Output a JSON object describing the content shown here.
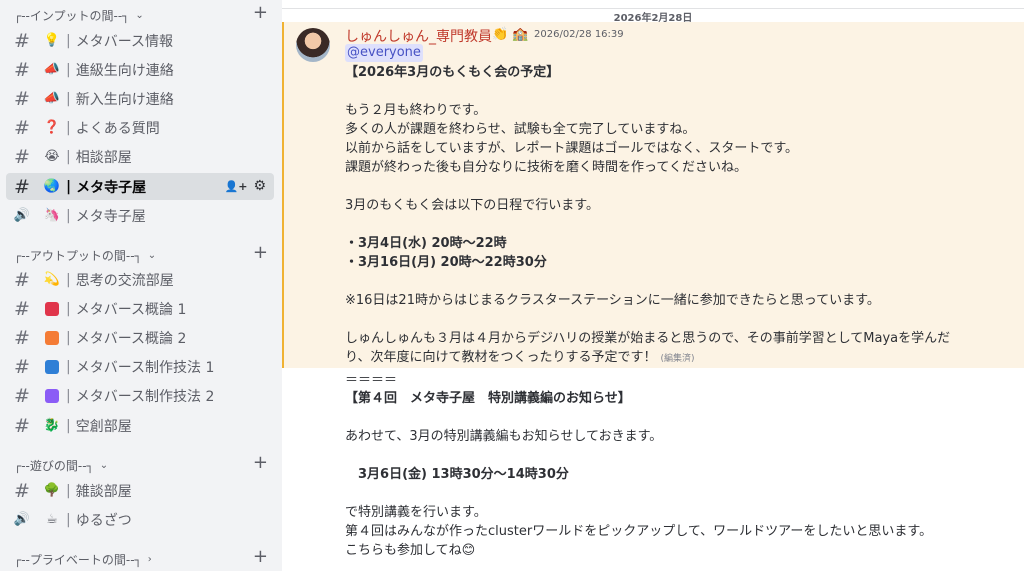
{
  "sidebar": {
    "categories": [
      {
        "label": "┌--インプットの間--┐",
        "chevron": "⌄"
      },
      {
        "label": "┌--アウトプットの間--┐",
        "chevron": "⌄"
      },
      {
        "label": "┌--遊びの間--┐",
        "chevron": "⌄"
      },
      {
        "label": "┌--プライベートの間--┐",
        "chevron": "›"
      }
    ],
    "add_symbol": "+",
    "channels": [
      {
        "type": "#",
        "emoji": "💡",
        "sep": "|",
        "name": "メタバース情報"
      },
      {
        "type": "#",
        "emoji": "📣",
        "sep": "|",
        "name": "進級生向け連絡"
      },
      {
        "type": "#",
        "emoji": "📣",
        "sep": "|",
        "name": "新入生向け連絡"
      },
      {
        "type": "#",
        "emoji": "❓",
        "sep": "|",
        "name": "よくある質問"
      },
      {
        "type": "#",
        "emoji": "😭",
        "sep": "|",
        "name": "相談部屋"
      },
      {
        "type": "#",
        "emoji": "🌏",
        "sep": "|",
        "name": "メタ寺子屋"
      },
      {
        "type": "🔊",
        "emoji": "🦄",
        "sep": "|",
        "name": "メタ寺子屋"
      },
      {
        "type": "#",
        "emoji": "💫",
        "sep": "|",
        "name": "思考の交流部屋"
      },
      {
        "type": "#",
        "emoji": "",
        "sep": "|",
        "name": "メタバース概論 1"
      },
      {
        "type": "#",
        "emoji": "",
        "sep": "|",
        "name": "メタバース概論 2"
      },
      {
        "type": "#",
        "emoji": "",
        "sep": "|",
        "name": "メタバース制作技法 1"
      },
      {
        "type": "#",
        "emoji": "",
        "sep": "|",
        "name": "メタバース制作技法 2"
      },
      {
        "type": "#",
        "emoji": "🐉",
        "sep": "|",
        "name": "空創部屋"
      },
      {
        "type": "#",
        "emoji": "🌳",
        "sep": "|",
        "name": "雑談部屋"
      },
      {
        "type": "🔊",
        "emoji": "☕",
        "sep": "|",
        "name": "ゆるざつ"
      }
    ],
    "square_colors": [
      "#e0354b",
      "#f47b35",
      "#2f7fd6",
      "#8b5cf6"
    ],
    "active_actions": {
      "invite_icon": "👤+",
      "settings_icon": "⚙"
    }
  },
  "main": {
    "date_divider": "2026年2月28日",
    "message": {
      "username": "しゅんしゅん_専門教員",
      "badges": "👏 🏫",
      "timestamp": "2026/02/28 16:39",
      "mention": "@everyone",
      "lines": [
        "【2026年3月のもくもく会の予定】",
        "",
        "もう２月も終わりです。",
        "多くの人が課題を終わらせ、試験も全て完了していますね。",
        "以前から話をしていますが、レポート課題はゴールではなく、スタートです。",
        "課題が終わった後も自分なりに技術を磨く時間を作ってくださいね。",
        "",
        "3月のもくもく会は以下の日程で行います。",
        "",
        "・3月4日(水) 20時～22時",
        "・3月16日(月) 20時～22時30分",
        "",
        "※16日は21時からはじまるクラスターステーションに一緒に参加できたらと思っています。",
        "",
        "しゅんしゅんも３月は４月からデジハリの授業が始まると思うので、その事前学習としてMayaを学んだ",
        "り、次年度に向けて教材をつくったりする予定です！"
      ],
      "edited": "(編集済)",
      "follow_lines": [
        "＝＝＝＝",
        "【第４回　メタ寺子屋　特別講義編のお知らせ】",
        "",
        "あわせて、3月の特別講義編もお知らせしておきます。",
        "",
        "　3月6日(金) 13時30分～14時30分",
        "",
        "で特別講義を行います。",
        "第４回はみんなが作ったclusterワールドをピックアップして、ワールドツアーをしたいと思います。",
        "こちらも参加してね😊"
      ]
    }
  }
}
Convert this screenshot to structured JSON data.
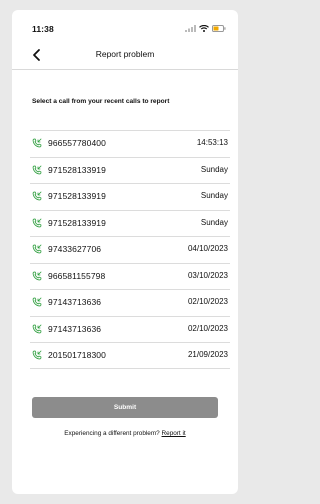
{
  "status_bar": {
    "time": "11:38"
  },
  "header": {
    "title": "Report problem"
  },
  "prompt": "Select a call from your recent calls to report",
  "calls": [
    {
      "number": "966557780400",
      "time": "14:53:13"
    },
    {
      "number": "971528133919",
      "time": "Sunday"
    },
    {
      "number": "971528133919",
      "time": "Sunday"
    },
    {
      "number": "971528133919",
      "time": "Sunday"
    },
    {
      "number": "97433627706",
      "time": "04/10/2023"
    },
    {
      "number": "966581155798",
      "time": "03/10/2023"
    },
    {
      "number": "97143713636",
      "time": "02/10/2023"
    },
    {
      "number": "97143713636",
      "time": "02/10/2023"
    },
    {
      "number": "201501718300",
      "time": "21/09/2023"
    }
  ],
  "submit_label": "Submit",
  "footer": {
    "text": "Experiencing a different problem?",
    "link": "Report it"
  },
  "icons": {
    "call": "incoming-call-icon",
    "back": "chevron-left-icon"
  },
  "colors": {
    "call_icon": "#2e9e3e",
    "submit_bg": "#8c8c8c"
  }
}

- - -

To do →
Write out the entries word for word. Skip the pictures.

Response to this task →
Output a JSON object describing the content shown here.
{
  "sidebar": {
    "categories": [
      {
        "label": "┌--インプットの間--┐",
        "chevron": "⌄"
      },
      {
        "label": "┌--アウトプットの間--┐",
        "chevron": "⌄"
      },
      {
        "label": "┌--遊びの間--┐",
        "chevron": "⌄"
      },
      {
        "label": "┌--プライベートの間--┐",
        "chevron": "›"
      }
    ],
    "add_symbol": "+",
    "channels": [
      {
        "type": "#",
        "emoji": "💡",
        "sep": "|",
        "name": "メタバース情報"
      },
      {
        "type": "#",
        "emoji": "📣",
        "sep": "|",
        "name": "進級生向け連絡"
      },
      {
        "type": "#",
        "emoji": "📣",
        "sep": "|",
        "name": "新入生向け連絡"
      },
      {
        "type": "#",
        "emoji": "❓",
        "sep": "|",
        "name": "よくある質問"
      },
      {
        "type": "#",
        "emoji": "😭",
        "sep": "|",
        "name": "相談部屋"
      },
      {
        "type": "#",
        "emoji": "🌏",
        "sep": "|",
        "name": "メタ寺子屋"
      },
      {
        "type": "🔊",
        "emoji": "🦄",
        "sep": "|",
        "name": "メタ寺子屋"
      },
      {
        "type": "#",
        "emoji": "💫",
        "sep": "|",
        "name": "思考の交流部屋"
      },
      {
        "type": "#",
        "emoji": "",
        "sep": "|",
        "name": "メタバース概論 1"
      },
      {
        "type": "#",
        "emoji": "",
        "sep": "|",
        "name": "メタバース概論 2"
      },
      {
        "type": "#",
        "emoji": "",
        "sep": "|",
        "name": "メタバース制作技法 1"
      },
      {
        "type": "#",
        "emoji": "",
        "sep": "|",
        "name": "メタバース制作技法 2"
      },
      {
        "type": "#",
        "emoji": "🐉",
        "sep": "|",
        "name": "空創部屋"
      },
      {
        "type": "#",
        "emoji": "🌳",
        "sep": "|",
        "name": "雑談部屋"
      },
      {
        "type": "🔊",
        "emoji": "☕",
        "sep": "|",
        "name": "ゆるざつ"
      }
    ],
    "square_colors": [
      "#e0354b",
      "#f47b35",
      "#2f7fd6",
      "#8b5cf6"
    ],
    "active_actions": {
      "invite_icon": "👤+",
      "settings_icon": "⚙"
    }
  },
  "main": {
    "date_divider": "2026年2月28日",
    "message": {
      "username": "しゅんしゅん_専門教員",
      "badges": "👏 🏫",
      "timestamp": "2026/02/28 16:39",
      "mention": "@everyone",
      "lines": [
        "【2026年3月のもくもく会の予定】",
        "",
        "もう２月も終わりです。",
        "多くの人が課題を終わらせ、試験も全て完了していますね。",
        "以前から話をしていますが、レポート課題はゴールではなく、スタートです。",
        "課題が終わった後も自分なりに技術を磨く時間を作ってくださいね。",
        "",
        "3月のもくもく会は以下の日程で行います。",
        "",
        "・3月4日(水) 20時～22時",
        "・3月16日(月) 20時～22時30分",
        "",
        "※16日は21時からはじまるクラスターステーションに一緒に参加できたらと思っています。",
        "",
        "しゅんしゅんも３月は４月からデジハリの授業が始まると思うので、その事前学習としてMayaを学んだ",
        "り、次年度に向けて教材をつくったりする予定です！"
      ],
      "edited": "(編集済)",
      "follow_lines": [
        "＝＝＝＝",
        "【第４回　メタ寺子屋　特別講義編のお知らせ】",
        "",
        "あわせて、3月の特別講義編もお知らせしておきます。",
        "",
        "　3月6日(金) 13時30分～14時30分",
        "",
        "で特別講義を行います。",
        "第４回はみんなが作ったclusterワールドをピックアップして、ワールドツアーをしたいと思います。",
        "こちらも参加してね😊"
      ]
    }
  }
}
Convert this screenshot to structured JSON data.
{
  "status_bar": {
    "time": "11:38"
  },
  "header": {
    "title": "Report problem"
  },
  "prompt": "Select a call from your recent calls to report",
  "calls": [
    {
      "number": "966557780400",
      "time": "14:53:13"
    },
    {
      "number": "971528133919",
      "time": "Sunday"
    },
    {
      "number": "971528133919",
      "time": "Sunday"
    },
    {
      "number": "971528133919",
      "time": "Sunday"
    },
    {
      "number": "97433627706",
      "time": "04/10/2023"
    },
    {
      "number": "966581155798",
      "time": "03/10/2023"
    },
    {
      "number": "97143713636",
      "time": "02/10/2023"
    },
    {
      "number": "97143713636",
      "time": "02/10/2023"
    },
    {
      "number": "201501718300",
      "time": "21/09/2023"
    }
  ],
  "submit_label": "Submit",
  "footer": {
    "text": "Experiencing a different problem?",
    "link": "Report it"
  },
  "icons": {
    "call": "incoming-call-icon",
    "back": "chevron-left-icon"
  },
  "colors": {
    "call_icon": "#2e9e3e",
    "submit_bg": "#8c8c8c"
  }
}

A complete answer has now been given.